I hope the following helps, but maybe I'm just repeating myself and Dick.
Let's say you're stuck in an MPI_Recv, MPI_Bcast, or MPI_Barrier call
waiting on someone else. You want to free up the CPU for more
productive purposes. There are basically two cases:
1) If you want to free the CPU up for the calling thread, the main
trick is returning program control to the caller. This requires a
non-blocking MPI call. There is such a thing for MPI_Recv (it's
MPI_Irecv, you know how to use it), but no such thing for MPI_Bcast or
MPI_Barrier. Anyhow, given a non-blocking call, you can return control
to the caller, who can do productive work while occasionally testing for
completion of the original operation.
2) If you want to free the CPU up for anyone else, what you want is
that the MPI implementation should not poll hard while it's waiting.
You can do that in Open MPI with the "mpi_yield_when_idle=1" variable.
% setenv OMPI_MCA_mpi_yield_when_idle 1
% mpirun a.out
% mpirun --mca mpi_yield_when_idle 1 a.out
I'm not sure about all systems, but I think yield might sometimes be
observable only if there is someone to yield to. It's like driving into

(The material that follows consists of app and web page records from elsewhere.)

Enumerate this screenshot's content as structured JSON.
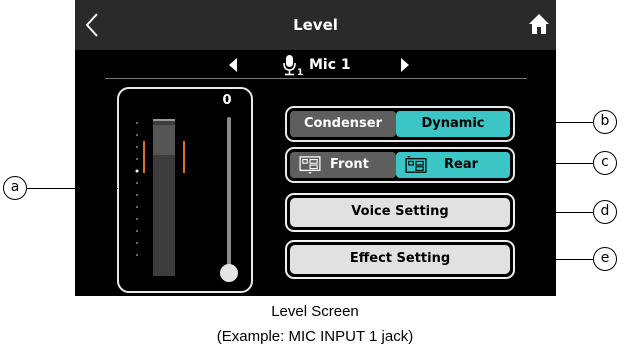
{
  "screen": {
    "title": "Level",
    "back_icon": "chevron-left-icon",
    "home_icon": "home-icon"
  },
  "channel_nav": {
    "mic_icon": "microphone-icon",
    "channel_number": "1",
    "channel_label": "Mic 1"
  },
  "meter": {
    "fader_value": "0",
    "fader_level": 0
  },
  "mic_type": {
    "options": [
      "Condenser",
      "Dynamic"
    ],
    "selected": "Dynamic"
  },
  "mount": {
    "options": [
      "Front",
      "Rear"
    ],
    "selected": "Rear"
  },
  "buttons": {
    "voice_setting": "Voice Setting",
    "effect_setting": "Effect Setting"
  },
  "callouts": [
    "a",
    "b",
    "c",
    "d",
    "e"
  ],
  "caption": {
    "line1": "Level Screen",
    "line2": "(Example: MIC INPUT 1 jack)"
  },
  "colors": {
    "accent": "#3cc5c5",
    "inactive": "#5e5e5e",
    "peak": "#e07020"
  }
}
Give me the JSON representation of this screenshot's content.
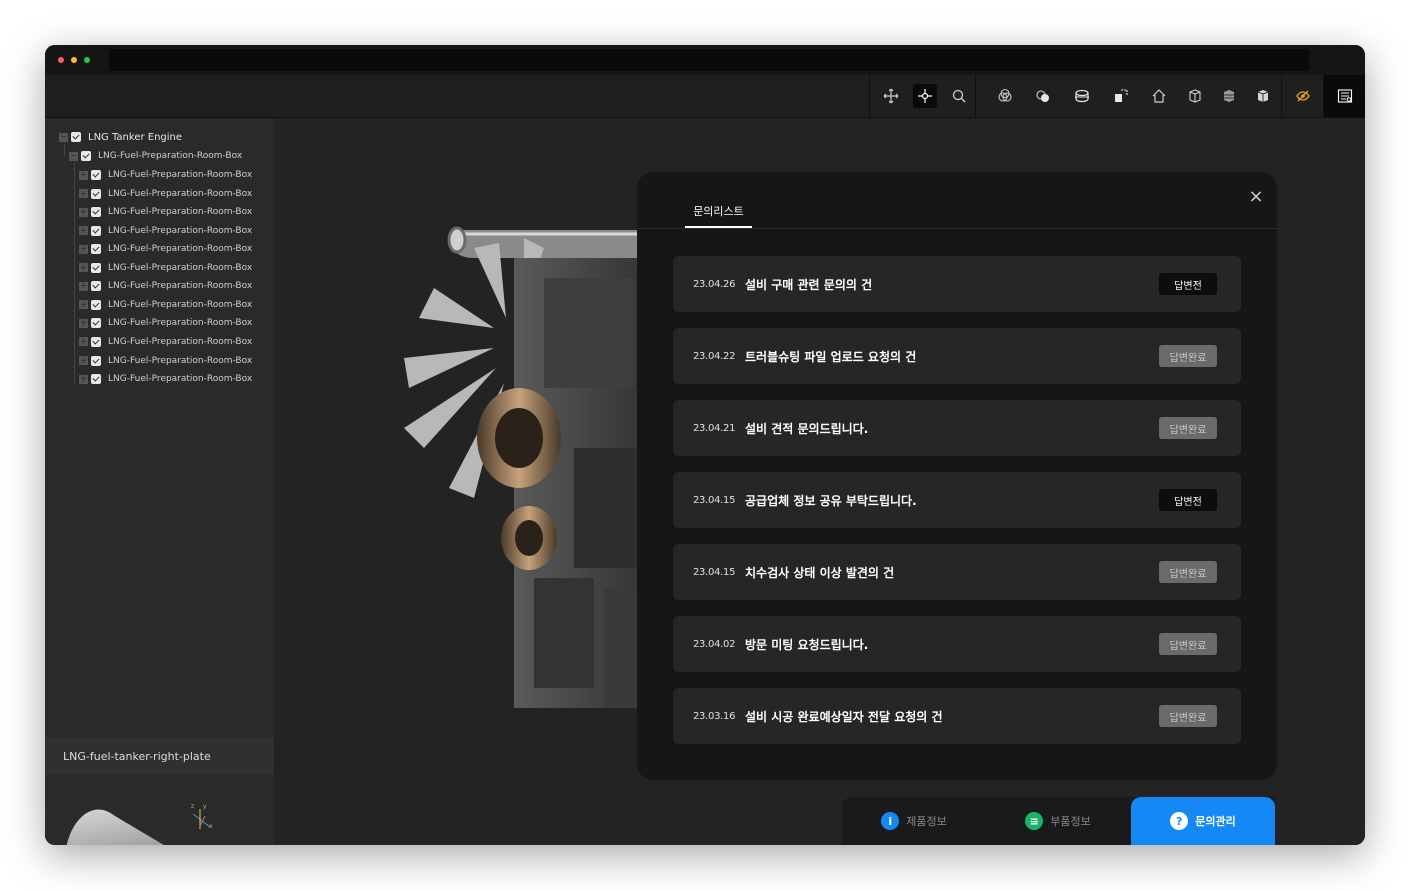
{
  "window": {
    "controls": [
      "close",
      "minimize",
      "maximize"
    ]
  },
  "toolbar": {
    "icons": [
      "move-icon",
      "pan-icon",
      "zoom-icon",
      "transparency-icon",
      "hide-icon",
      "section-icon",
      "explode-icon",
      "home-icon",
      "front-view-icon",
      "side-view-icon",
      "iso-view-icon",
      "visibility-toggle-icon",
      "list-panel-icon"
    ]
  },
  "tree": {
    "root": "LNG Tanker Engine",
    "child": "LNG-Fuel-Preparation-Room-Box",
    "items": [
      "LNG-Fuel-Preparation-Room-Box",
      "LNG-Fuel-Preparation-Room-Box",
      "LNG-Fuel-Preparation-Room-Box",
      "LNG-Fuel-Preparation-Room-Box",
      "LNG-Fuel-Preparation-Room-Box",
      "LNG-Fuel-Preparation-Room-Box",
      "LNG-Fuel-Preparation-Room-Box",
      "LNG-Fuel-Preparation-Room-Box",
      "LNG-Fuel-Preparation-Room-Box",
      "LNG-Fuel-Preparation-Room-Box",
      "LNG-Fuel-Preparation-Room-Box",
      "LNG-Fuel-Preparation-Room-Box"
    ]
  },
  "part": {
    "title": "LNG-fuel-tanker-right-plate",
    "axis_x": "x",
    "axis_y": "y",
    "axis_z": "z"
  },
  "modal": {
    "tab": "문의리스트",
    "close": "×",
    "inquiries": [
      {
        "date": "23.04.26",
        "title": "설비 구매 관련 문의의 건",
        "status": "답변전",
        "state": "pending"
      },
      {
        "date": "23.04.22",
        "title": "트러블슈팅 파일 업로드 요청의 건",
        "status": "답변완료",
        "state": "done"
      },
      {
        "date": "23.04.21",
        "title": "설비 견적 문의드립니다.",
        "status": "답변완료",
        "state": "done"
      },
      {
        "date": "23.04.15",
        "title": "공급업체 정보 공유 부탁드립니다.",
        "status": "답변전",
        "state": "pending"
      },
      {
        "date": "23.04.15",
        "title": "치수검사 상태 이상 발견의 건",
        "status": "답변완료",
        "state": "done"
      },
      {
        "date": "23.04.02",
        "title": "방문 미팅 요청드립니다.",
        "status": "답변완료",
        "state": "done"
      },
      {
        "date": "23.03.16",
        "title": "설비 시공 완료예상일자 전달 요청의 건",
        "status": "답변완료",
        "state": "done"
      }
    ]
  },
  "bottom_tabs": [
    {
      "label": "제품정보",
      "icon": "info-icon",
      "glyph": "i",
      "color": "#1488f5",
      "text_color": "#8a8a8a"
    },
    {
      "label": "부품정보",
      "icon": "parts-list-icon",
      "glyph": "≡",
      "color": "#19b46a",
      "text_color": "#8a8a8a"
    },
    {
      "label": "문의관리",
      "icon": "question-icon",
      "glyph": "?",
      "color": "#ffffff",
      "text_color": "#ffffff"
    }
  ],
  "colors": {
    "accent": "#1488f5",
    "pending_badge": "#0d0d0d",
    "done_badge": "#6a6a6a"
  }
}
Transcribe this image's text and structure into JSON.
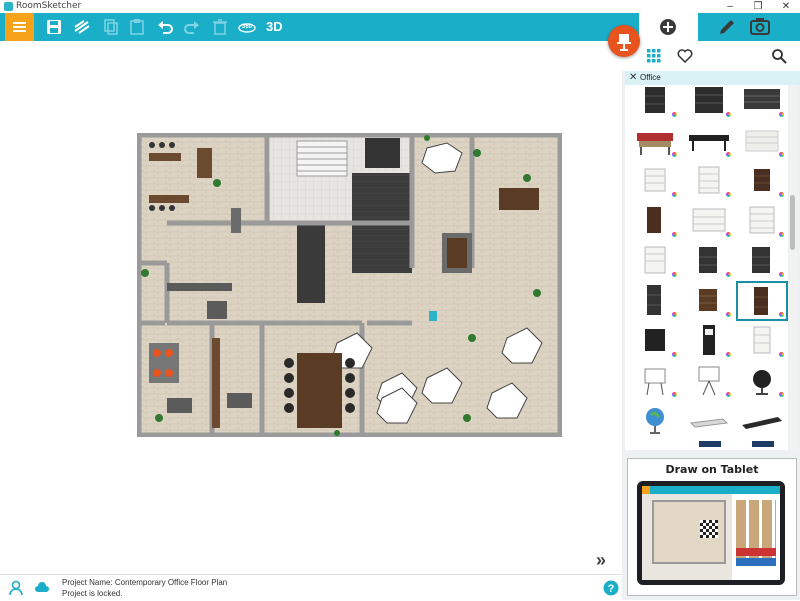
{
  "app": {
    "title": "RoomSketcher"
  },
  "window_controls": {
    "minimize": "–",
    "restore": "❐",
    "close": "✕"
  },
  "toolbar": {
    "items": [
      {
        "name": "menu-icon"
      },
      {
        "name": "save-icon"
      },
      {
        "name": "wall-tool-icon"
      },
      {
        "name": "copy-icon",
        "disabled": true
      },
      {
        "name": "paste-icon",
        "disabled": true
      },
      {
        "name": "undo-icon"
      },
      {
        "name": "redo-icon",
        "disabled": true
      },
      {
        "name": "delete-icon",
        "disabled": true
      },
      {
        "name": "view-360-icon"
      },
      {
        "name": "view-3d-label",
        "label": "3D"
      }
    ],
    "label_3d": "3D",
    "label_360": "360"
  },
  "right_tabs": [
    {
      "name": "add-icon",
      "active": true
    },
    {
      "name": "pencil-icon",
      "active": false
    },
    {
      "name": "camera-icon",
      "active": false
    }
  ],
  "catalog": {
    "category": "Office",
    "close_glyph": "✕",
    "toolbar_icons": [
      "grid-icon",
      "heart-icon",
      "search-icon"
    ]
  },
  "status": {
    "project_name": "Project Name: Contemporary Office Floor Plan",
    "locked": "Project is locked.",
    "help": "?"
  },
  "promo": {
    "title": "Draw on Tablet"
  },
  "nav": {
    "next": "»"
  },
  "colors": {
    "accent": "#1aaec9",
    "menu": "#f7a21b",
    "fab": "#e8531e",
    "selection": "#1a8fa6"
  }
}
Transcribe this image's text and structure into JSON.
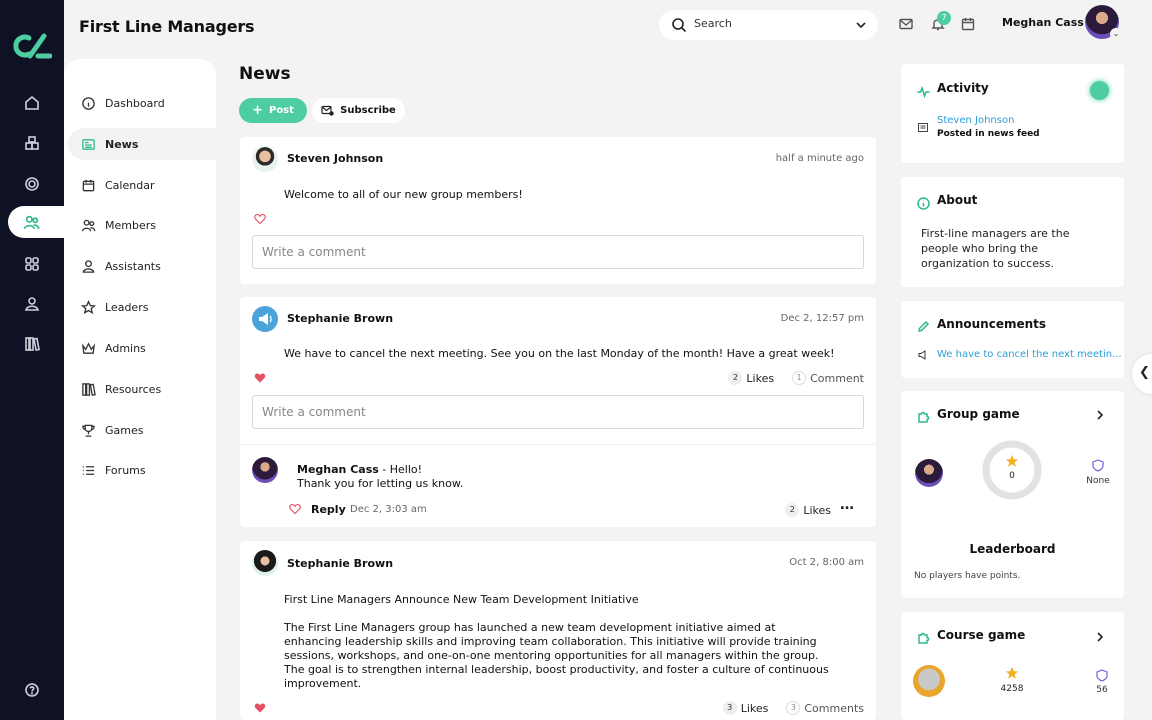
{
  "header": {
    "title": "First Line Managers",
    "search_label": "Search",
    "notification_count": "7",
    "user_name": "Meghan Cass"
  },
  "rail": {
    "icons": [
      "home-icon",
      "cube-icon",
      "target-icon",
      "people-icon",
      "apps-icon",
      "user-icon",
      "library-icon",
      "help-icon"
    ],
    "active": "people-icon"
  },
  "sidebar": {
    "items": [
      {
        "label": "Dashboard",
        "icon": "info-icon"
      },
      {
        "label": "News",
        "icon": "newspaper-icon",
        "active": true
      },
      {
        "label": "Calendar",
        "icon": "calendar-icon"
      },
      {
        "label": "Members",
        "icon": "members-icon"
      },
      {
        "label": "Assistants",
        "icon": "assistant-icon"
      },
      {
        "label": "Leaders",
        "icon": "star-icon"
      },
      {
        "label": "Admins",
        "icon": "crown-icon"
      },
      {
        "label": "Resources",
        "icon": "books-icon"
      },
      {
        "label": "Games",
        "icon": "trophy-icon"
      },
      {
        "label": "Forums",
        "icon": "list-icon"
      }
    ]
  },
  "main": {
    "title": "News",
    "post_button": "Post",
    "subscribe_button": "Subscribe",
    "comment_placeholder": "Write a comment",
    "posts": [
      {
        "author": "Steven Johnson",
        "time": "half a minute ago",
        "body": "Welcome to all of our new group members!"
      },
      {
        "author": "Stephanie Brown",
        "time": "Dec 2, 12:57 pm",
        "body": "We have to cancel the next meeting. See you on the last Monday of the month! Have a great week!",
        "likes_count": "2",
        "likes_label": "Likes",
        "comments_count": "1",
        "comments_label": "Comment",
        "reply": {
          "author": "Meghan Cass",
          "separator": " - ",
          "line1": "Hello!",
          "line2": "Thank you for letting us know.",
          "reply_label": "Reply",
          "time": "Dec 2, 3:03 am",
          "likes_count": "2",
          "likes_label": "Likes",
          "more": "…"
        }
      },
      {
        "author": "Stephanie Brown",
        "time": "Oct 2, 8:00 am",
        "headline": "First Line Managers Announce New Team Development Initiative",
        "body_lines": [
          "The First Line Managers group has launched a new team development initiative aimed at",
          "enhancing leadership skills and improving team collaboration. This initiative will provide training",
          "sessions, workshops, and one-on-one mentoring opportunities for all managers within the group.",
          "The goal is to strengthen internal leadership, boost productivity, and foster a culture of continuous",
          "improvement."
        ],
        "likes_count": "3",
        "likes_label": "Likes",
        "comments_count": "3",
        "comments_label": "Comments"
      }
    ]
  },
  "right": {
    "activity": {
      "title": "Activity",
      "user": "Steven Johnson",
      "action": "Posted in news feed"
    },
    "about": {
      "title": "About",
      "lines": [
        "First-line managers are the",
        "people who bring the",
        "organization to success."
      ]
    },
    "announcements": {
      "title": "Announcements",
      "item": "We have to cancel the next meetin..."
    },
    "group_game": {
      "title": "Group game",
      "score": "0",
      "badge_label": "None",
      "progress": 0,
      "leaderboard_title": "Leaderboard",
      "leaderboard_empty": "No players have points."
    },
    "course_game": {
      "title": "Course game",
      "points": "4258",
      "badge_value": "56"
    }
  },
  "colors": {
    "accent": "#4dcda0",
    "rail_bg": "#0f1225",
    "link": "#2e9fd6",
    "heart": "#e45060"
  }
}
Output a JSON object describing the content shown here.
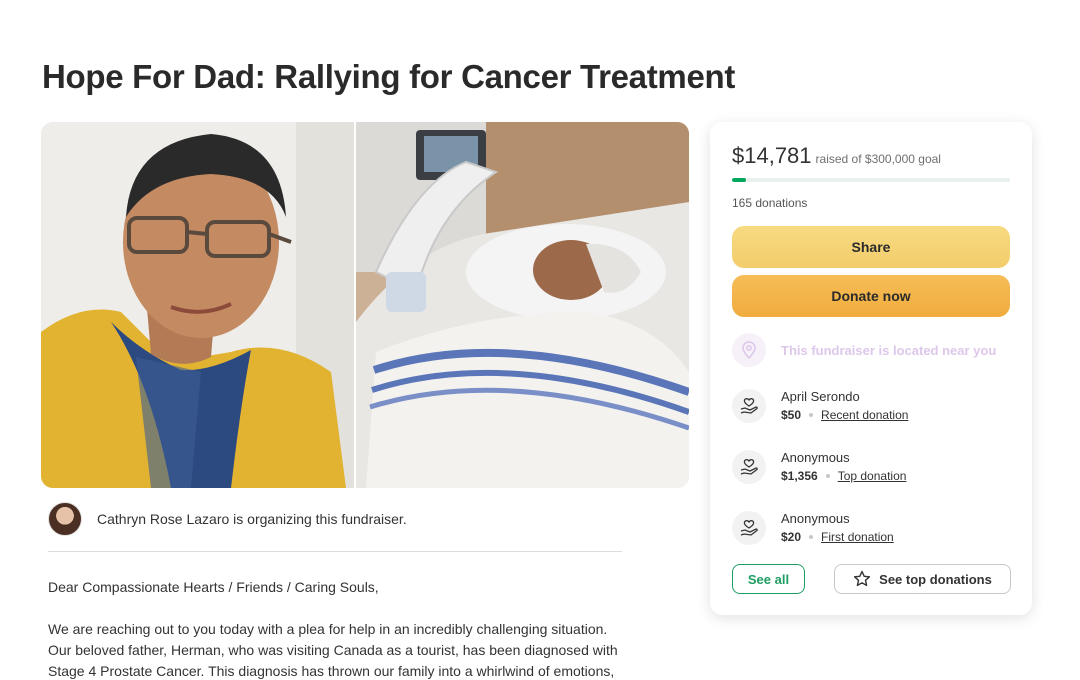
{
  "campaign": {
    "title": "Hope For Dad: Rallying for Cancer Treatment",
    "organizer_text": "Cathryn Rose Lazaro is organizing this fundraiser.",
    "story": [
      "Dear Compassionate Hearts / Friends / Caring Souls,",
      "We are reaching out to you today with a plea for help in an incredibly challenging situation. Our beloved father, Herman, who was visiting Canada as a tourist, has been diagnosed with Stage 4 Prostate Cancer. This diagnosis has thrown our family into a whirlwind of emotions,"
    ]
  },
  "card": {
    "raised_amount": "$14,781",
    "raised_goal": "raised of $300,000 goal",
    "progress_percent": 4.9,
    "donations_count": "165 donations",
    "share_label": "Share",
    "donate_label": "Donate now",
    "near_text": "This fundraiser is located near you",
    "donors": [
      {
        "name": "April Serondo",
        "amount": "$50",
        "tag": "Recent donation"
      },
      {
        "name": "Anonymous",
        "amount": "$1,356",
        "tag": "Top donation"
      },
      {
        "name": "Anonymous",
        "amount": "$20",
        "tag": "First donation"
      }
    ],
    "see_all_label": "See all",
    "see_top_label": "See top donations"
  },
  "colors": {
    "brand_green": "#02a95c",
    "share_yellow": "#f3cd6b",
    "donate_orange": "#f0ac3d"
  },
  "icons": {
    "donor": "heart-hand-icon",
    "location": "location-pin-icon",
    "star": "star-outline-icon"
  }
}
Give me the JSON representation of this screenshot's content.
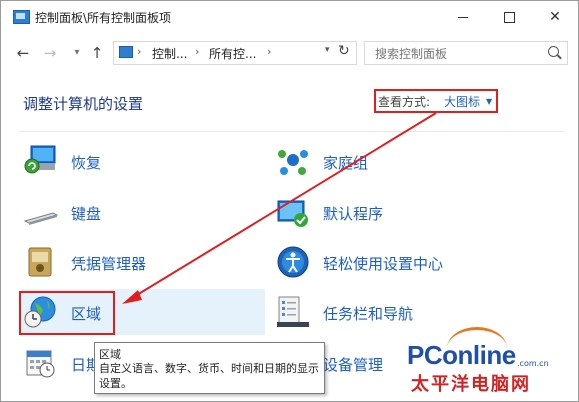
{
  "window": {
    "title": "控制面板\\所有控制面板项",
    "minimize_glyph": "—",
    "maximize_glyph": "☐",
    "close_glyph": "✕"
  },
  "nav": {
    "back_glyph": "←",
    "forward_glyph": "→",
    "recent_glyph": "▾",
    "up_glyph": "↑",
    "separator_glyph": "›",
    "breadcrumbs": [
      "控制...",
      "所有控..."
    ],
    "dropdown_glyph": "▾",
    "refresh_glyph": "↻",
    "search_placeholder": "搜索控制面板"
  },
  "header": {
    "title": "调整计算机的设置",
    "view_by_label": "查看方式:",
    "view_by_value": "大图标",
    "view_by_caret": "▼"
  },
  "items": [
    {
      "label": "恢复",
      "icon": "recovery-icon"
    },
    {
      "label": "家庭组",
      "icon": "homegroup-icon"
    },
    {
      "label": "键盘",
      "icon": "keyboard-icon"
    },
    {
      "label": "默认程序",
      "icon": "default-programs-icon"
    },
    {
      "label": "凭据管理器",
      "icon": "credential-manager-icon"
    },
    {
      "label": "轻松使用设置中心",
      "icon": "ease-of-access-icon"
    },
    {
      "label": "区域",
      "icon": "region-globe-icon"
    },
    {
      "label": "任务栏和导航",
      "icon": "taskbar-navigation-icon"
    },
    {
      "label": "日期",
      "icon": "date-time-icon"
    },
    {
      "label": "设备管理",
      "icon": "device-manager-icon"
    }
  ],
  "tooltip": {
    "title": "区域",
    "description": "自定义语言、数字、货币、时间和日期的显示设置。"
  },
  "watermark": {
    "brand": "PConline",
    "domain": ".com.cn",
    "chinese": "太平洋电脑网"
  },
  "colors": {
    "link": "#1d5fc4",
    "highlight_box": "#e01e1e",
    "hover": "#e5f1fb",
    "title": "#1e3a8a"
  }
}
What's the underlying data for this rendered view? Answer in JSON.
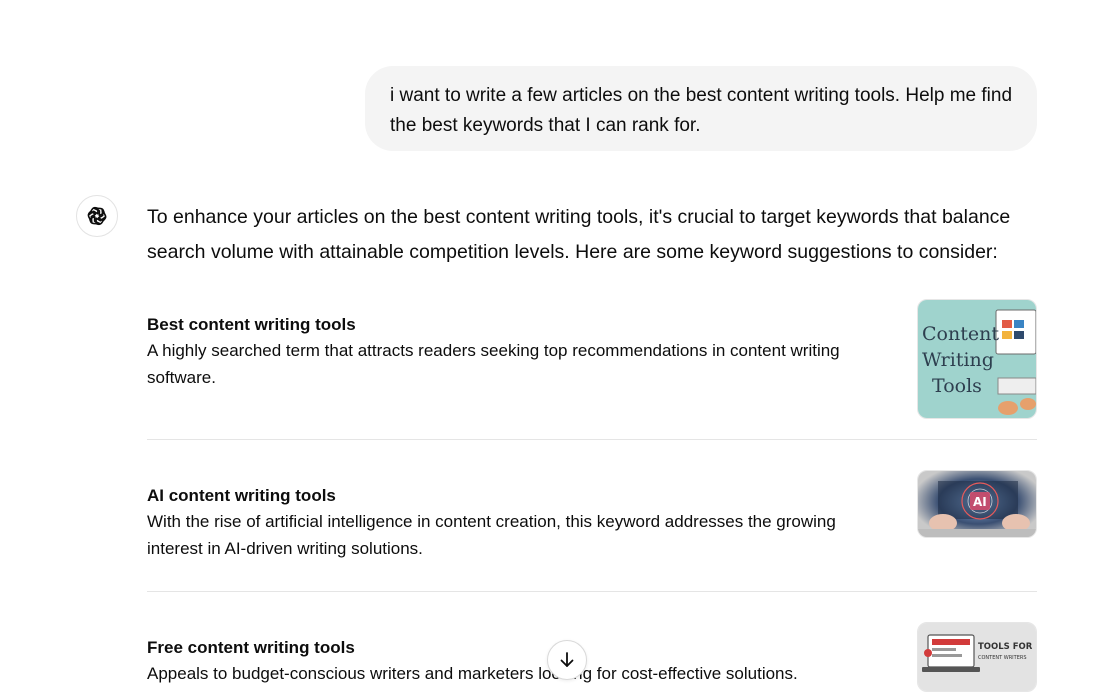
{
  "user_message": "i want to write a few articles on the best content writing tools. Help me find the best keywords that I can rank for.",
  "assistant": {
    "avatar_icon": "openai-logo-icon",
    "intro": "To enhance your articles on the best content writing tools, it's crucial to target keywords that balance search volume with attainable competition levels. Here are some keyword suggestions to consider:",
    "items": [
      {
        "title": "Best content writing tools",
        "description": "A highly searched term that attracts readers seeking top recommendations in content writing software.",
        "thumb_text": [
          "Content",
          "Writing",
          "Tools"
        ]
      },
      {
        "title": "AI content writing tools",
        "description": "With the rise of artificial intelligence in content creation, this keyword addresses the growing interest in AI-driven writing solutions.",
        "thumb_text": [
          "AI"
        ]
      },
      {
        "title": "Free content writing tools",
        "description": "Appeals to budget-conscious writers and marketers looking for cost-effective solutions.",
        "thumb_text": [
          "TOOLS FOR",
          "CONTENT WRITERS"
        ]
      }
    ]
  },
  "scroll_button_icon": "arrow-down-icon"
}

a traffic circle. You're supposed to yield to cars already in the
circle. This makes a difference only if there is someone in the
circle! Similarly, if you look at whether Open MPI is polling hard, you
might see that it is, indeed, polling hard even if you turn yield on.
The real test is to have another process compete for the same CPU. You
should see the MPI process and the competing process share the CPU in
the default case, but the competing process winning the CPU when yield
is turned on. I tried such a test on my system and confirmed that Open
MPI yield does "work".
I hope that helps.